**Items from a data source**
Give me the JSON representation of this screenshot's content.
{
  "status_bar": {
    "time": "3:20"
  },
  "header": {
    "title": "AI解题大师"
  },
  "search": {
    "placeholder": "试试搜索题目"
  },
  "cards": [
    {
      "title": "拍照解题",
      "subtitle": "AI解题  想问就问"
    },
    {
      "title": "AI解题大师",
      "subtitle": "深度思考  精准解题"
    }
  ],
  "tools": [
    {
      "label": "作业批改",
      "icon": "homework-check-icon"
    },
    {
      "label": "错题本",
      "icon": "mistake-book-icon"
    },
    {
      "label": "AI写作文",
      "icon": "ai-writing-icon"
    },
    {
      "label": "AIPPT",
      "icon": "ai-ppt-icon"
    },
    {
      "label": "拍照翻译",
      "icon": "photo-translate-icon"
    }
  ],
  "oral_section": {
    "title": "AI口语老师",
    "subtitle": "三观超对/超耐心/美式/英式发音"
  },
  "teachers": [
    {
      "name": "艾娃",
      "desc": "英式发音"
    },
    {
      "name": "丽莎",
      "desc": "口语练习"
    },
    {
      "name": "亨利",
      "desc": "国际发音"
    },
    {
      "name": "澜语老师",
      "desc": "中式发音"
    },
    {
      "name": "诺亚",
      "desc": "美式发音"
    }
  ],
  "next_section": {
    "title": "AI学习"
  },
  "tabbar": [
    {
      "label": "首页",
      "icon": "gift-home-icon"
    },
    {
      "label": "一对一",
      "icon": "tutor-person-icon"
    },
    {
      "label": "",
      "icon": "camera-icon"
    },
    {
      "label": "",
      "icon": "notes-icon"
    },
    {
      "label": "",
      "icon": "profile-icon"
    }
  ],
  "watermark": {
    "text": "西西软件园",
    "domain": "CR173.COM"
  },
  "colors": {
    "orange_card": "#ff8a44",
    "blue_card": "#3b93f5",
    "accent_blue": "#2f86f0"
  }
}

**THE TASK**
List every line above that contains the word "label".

**EXERCISE SOLUTION**
      "label": "作业批改",
      "label": "错题本",
      "label": "AI写作文",
      "label": "AIPPT",
      "label": "拍照翻译",
      "label": "首页",
      "label": "一对一",
      "label": "",
      "label": "",
      "label": "",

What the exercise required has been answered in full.